## [HOW TO COMPLETE THIS TASK]
In the listing below, find each line that holds "pengikut" and list it.

## [INFORMATION SHOWN]
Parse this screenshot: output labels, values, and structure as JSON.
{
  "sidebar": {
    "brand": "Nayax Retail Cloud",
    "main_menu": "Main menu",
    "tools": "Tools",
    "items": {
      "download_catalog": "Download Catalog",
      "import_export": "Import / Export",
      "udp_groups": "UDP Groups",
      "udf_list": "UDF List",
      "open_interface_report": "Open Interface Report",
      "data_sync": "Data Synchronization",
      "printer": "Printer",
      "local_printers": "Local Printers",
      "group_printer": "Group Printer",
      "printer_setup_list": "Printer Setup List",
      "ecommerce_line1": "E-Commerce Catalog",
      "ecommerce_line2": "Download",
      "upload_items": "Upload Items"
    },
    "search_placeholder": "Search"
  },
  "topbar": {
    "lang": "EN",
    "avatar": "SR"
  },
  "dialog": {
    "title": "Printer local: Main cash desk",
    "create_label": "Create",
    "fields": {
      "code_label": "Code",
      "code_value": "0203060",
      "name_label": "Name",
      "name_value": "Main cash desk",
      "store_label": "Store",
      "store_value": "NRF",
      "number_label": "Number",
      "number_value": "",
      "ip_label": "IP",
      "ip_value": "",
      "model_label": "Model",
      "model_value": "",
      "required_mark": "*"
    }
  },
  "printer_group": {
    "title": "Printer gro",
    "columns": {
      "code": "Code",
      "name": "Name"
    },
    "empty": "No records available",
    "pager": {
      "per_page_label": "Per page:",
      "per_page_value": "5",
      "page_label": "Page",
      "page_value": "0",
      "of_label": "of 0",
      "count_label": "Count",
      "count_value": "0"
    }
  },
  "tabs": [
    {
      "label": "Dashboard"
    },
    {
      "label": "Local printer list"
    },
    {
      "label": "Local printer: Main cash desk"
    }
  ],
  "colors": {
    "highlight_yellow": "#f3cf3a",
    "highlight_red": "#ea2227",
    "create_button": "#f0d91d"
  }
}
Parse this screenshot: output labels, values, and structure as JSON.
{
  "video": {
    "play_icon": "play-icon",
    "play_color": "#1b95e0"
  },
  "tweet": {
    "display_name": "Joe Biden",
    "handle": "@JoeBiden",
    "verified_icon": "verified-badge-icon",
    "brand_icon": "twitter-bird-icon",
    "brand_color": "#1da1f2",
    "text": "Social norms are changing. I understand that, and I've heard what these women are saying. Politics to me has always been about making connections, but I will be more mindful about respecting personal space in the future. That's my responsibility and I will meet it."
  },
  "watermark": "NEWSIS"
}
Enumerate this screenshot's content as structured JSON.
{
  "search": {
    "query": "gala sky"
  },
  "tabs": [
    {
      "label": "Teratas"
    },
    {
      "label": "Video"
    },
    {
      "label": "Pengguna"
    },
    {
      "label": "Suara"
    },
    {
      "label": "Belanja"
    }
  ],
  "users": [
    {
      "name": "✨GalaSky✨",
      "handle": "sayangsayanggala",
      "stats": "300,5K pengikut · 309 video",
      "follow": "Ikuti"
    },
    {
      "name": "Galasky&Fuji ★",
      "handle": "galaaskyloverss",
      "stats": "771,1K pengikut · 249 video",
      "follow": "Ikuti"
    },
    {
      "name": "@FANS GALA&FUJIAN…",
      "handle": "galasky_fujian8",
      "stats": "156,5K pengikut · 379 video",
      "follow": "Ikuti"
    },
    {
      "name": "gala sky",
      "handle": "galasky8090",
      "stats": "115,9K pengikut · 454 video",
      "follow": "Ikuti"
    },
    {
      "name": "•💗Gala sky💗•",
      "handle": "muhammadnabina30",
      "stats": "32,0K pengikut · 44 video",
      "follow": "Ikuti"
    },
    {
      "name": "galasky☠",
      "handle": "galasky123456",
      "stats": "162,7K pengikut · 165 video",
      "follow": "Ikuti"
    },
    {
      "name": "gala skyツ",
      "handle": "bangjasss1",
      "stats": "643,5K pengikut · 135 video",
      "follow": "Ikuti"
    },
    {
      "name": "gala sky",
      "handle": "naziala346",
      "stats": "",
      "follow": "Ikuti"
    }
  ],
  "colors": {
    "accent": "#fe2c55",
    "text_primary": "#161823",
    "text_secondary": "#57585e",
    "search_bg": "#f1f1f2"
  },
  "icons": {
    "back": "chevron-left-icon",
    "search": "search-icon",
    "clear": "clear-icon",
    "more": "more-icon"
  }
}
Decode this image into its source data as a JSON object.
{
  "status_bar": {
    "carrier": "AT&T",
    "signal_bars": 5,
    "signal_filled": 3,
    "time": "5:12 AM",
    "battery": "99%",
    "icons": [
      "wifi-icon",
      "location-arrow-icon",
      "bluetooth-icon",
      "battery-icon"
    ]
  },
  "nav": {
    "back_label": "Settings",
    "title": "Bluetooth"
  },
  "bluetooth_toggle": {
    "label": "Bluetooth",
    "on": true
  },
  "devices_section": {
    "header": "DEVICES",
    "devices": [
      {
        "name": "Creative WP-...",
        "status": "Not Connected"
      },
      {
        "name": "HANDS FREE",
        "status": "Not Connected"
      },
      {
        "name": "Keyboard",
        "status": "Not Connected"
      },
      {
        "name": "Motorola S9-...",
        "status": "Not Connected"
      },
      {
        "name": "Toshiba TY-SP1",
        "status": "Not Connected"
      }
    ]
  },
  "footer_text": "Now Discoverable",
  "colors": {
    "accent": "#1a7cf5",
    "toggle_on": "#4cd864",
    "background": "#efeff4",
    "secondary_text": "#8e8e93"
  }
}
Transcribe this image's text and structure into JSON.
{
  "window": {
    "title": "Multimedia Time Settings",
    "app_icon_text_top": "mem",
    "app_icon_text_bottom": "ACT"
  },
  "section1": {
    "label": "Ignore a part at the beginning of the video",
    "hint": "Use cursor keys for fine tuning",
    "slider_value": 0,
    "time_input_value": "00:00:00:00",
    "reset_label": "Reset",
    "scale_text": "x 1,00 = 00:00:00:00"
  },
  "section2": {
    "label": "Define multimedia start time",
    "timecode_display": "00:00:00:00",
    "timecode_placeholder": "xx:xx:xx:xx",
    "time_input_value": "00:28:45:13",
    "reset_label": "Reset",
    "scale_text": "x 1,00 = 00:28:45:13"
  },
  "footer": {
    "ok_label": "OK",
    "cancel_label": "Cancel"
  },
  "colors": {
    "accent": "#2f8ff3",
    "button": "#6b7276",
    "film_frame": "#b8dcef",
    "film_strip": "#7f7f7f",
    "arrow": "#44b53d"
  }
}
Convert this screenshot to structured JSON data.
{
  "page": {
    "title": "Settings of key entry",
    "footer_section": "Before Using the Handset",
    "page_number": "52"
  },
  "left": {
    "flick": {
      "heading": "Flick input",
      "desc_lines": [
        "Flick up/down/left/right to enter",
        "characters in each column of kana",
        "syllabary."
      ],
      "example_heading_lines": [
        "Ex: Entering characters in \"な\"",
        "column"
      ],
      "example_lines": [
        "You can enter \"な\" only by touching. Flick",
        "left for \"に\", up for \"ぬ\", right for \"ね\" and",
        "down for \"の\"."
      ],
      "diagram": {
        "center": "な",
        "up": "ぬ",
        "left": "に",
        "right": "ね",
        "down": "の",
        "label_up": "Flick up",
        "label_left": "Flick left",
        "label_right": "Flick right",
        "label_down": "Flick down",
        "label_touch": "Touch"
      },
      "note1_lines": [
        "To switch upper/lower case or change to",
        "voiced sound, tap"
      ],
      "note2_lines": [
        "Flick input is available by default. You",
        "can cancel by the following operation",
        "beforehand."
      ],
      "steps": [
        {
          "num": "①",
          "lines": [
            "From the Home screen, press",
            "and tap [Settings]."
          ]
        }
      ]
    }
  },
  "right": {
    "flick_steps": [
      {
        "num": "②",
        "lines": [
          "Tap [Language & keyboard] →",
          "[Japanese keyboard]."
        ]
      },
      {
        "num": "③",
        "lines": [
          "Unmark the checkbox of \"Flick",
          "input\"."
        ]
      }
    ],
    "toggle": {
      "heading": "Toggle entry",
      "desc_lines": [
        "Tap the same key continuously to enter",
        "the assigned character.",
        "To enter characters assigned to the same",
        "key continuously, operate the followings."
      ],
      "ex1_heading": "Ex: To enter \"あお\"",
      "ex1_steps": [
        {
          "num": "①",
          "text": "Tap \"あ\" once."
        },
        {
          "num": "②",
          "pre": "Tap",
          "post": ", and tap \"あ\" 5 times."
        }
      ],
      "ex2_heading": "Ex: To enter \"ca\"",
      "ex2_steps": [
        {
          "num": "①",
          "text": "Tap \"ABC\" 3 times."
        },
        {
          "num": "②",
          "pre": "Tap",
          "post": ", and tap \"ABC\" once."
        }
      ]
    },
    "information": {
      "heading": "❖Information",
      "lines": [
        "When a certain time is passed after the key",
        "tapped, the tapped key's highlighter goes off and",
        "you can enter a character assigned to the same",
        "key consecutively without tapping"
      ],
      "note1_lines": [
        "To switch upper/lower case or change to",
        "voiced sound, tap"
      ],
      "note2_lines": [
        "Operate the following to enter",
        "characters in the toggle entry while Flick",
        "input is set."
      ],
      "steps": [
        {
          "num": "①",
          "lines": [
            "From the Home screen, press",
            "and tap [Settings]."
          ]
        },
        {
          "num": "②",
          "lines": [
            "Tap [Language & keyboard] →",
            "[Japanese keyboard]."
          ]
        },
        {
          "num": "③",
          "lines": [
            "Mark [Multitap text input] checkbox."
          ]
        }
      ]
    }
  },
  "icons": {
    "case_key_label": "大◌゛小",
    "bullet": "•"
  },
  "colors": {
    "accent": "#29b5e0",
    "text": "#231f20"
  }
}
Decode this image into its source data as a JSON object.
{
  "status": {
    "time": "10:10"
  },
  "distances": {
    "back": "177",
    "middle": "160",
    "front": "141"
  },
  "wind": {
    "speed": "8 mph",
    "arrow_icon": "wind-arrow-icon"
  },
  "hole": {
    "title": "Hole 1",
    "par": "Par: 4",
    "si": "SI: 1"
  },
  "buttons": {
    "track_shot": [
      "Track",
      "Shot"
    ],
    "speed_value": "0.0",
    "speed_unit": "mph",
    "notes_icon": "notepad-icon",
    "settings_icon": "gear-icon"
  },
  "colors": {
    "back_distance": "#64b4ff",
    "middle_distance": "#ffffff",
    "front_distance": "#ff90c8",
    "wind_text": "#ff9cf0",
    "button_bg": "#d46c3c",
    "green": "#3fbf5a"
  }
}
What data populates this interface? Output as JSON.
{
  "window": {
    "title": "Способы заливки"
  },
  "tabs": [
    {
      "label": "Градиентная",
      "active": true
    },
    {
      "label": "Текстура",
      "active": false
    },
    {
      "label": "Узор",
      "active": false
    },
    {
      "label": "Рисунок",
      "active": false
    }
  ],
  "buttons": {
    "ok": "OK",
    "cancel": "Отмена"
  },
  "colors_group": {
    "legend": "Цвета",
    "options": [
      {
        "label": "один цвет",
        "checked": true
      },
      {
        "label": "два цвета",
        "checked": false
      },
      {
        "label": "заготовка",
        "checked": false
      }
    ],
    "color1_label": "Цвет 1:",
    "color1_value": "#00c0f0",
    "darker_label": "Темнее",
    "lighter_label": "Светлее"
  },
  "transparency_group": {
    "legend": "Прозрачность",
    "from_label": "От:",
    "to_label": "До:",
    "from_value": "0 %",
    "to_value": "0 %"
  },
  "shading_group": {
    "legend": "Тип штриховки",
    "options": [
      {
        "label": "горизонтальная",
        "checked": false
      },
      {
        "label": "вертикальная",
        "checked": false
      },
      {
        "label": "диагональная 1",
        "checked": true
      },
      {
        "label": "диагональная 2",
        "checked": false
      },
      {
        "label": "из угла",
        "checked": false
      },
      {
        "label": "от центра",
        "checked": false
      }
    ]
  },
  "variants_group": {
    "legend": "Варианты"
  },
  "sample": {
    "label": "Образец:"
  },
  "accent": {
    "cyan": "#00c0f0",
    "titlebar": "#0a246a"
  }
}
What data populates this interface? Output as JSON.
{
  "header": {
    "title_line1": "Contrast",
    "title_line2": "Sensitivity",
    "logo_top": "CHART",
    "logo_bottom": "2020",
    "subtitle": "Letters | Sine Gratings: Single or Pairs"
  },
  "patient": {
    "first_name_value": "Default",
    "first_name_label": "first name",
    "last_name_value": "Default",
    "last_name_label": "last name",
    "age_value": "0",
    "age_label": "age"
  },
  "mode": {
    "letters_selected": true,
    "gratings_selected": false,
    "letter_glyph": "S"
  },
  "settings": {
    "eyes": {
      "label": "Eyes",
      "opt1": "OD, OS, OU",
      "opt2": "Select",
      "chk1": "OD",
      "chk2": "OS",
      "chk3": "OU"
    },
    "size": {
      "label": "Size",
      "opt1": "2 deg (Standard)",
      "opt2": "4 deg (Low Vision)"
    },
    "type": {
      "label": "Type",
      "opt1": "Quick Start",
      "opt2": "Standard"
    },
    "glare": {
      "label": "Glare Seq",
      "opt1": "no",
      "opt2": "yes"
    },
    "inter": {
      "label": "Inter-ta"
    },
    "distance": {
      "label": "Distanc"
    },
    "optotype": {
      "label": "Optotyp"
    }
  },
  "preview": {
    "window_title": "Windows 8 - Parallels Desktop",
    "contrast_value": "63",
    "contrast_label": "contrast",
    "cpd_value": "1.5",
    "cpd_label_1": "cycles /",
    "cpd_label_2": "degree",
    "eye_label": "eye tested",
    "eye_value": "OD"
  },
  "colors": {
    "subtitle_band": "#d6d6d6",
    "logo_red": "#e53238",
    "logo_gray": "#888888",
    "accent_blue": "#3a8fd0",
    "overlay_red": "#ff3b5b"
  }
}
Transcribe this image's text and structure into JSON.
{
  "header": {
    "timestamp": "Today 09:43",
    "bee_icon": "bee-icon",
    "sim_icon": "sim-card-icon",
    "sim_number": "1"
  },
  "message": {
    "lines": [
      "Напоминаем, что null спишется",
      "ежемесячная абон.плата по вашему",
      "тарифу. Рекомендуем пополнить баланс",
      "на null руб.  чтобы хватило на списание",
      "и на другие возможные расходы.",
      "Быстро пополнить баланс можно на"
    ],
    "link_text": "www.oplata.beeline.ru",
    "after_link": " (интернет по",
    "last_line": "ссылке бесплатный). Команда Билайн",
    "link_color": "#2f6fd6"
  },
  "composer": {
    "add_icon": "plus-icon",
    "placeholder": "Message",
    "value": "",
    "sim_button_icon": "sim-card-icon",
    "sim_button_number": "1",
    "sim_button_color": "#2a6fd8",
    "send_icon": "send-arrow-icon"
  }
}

## [EXERCISE RESULT]
      "stats": "300,5K pengikut · 309 video",
      "stats": "771,1K pengikut · 249 video",
      "stats": "156,5K pengikut · 379 video",
      "stats": "115,9K pengikut · 454 video",
      "stats": "32,0K pengikut · 44 video",
      "stats": "162,7K pengikut · 165 video",
      "stats": "643,5K pengikut · 135 video",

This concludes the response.